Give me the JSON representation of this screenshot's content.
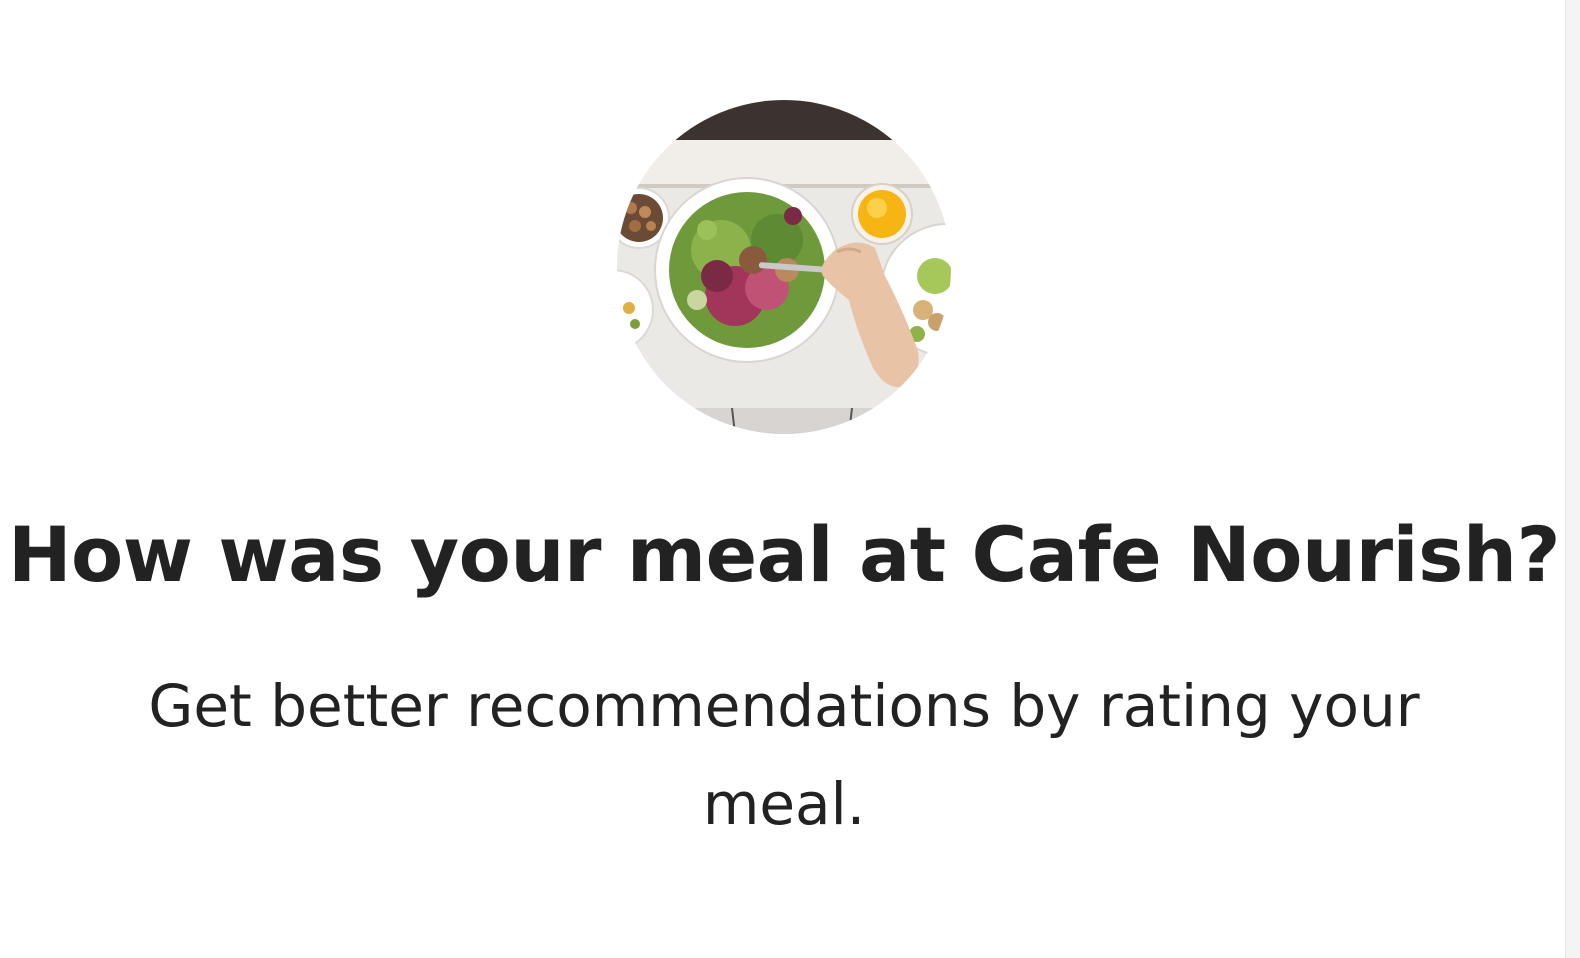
{
  "prompt": {
    "title": "How was your meal at Cafe Nourish?",
    "subtitle": "Get better recommendations by rating your meal."
  },
  "image": {
    "icon": "meal-photo",
    "alt": "Salad bowl"
  },
  "colors": {
    "background": "#ffffff",
    "text": "#222222"
  }
}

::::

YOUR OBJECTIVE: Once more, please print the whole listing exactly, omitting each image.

FINISHED EXERCISE:
Give me the JSON representation of this screenshot's content.
{
  "prompt": {
    "title": "How was your meal at Cafe Nourish?",
    "subtitle": "Get better recommendations by rating your meal."
  },
  "image": {
    "icon": "meal-photo",
    "alt": "Salad bowl"
  },
  "colors": {
    "background": "#ffffff",
    "text": "#222222"
  }
}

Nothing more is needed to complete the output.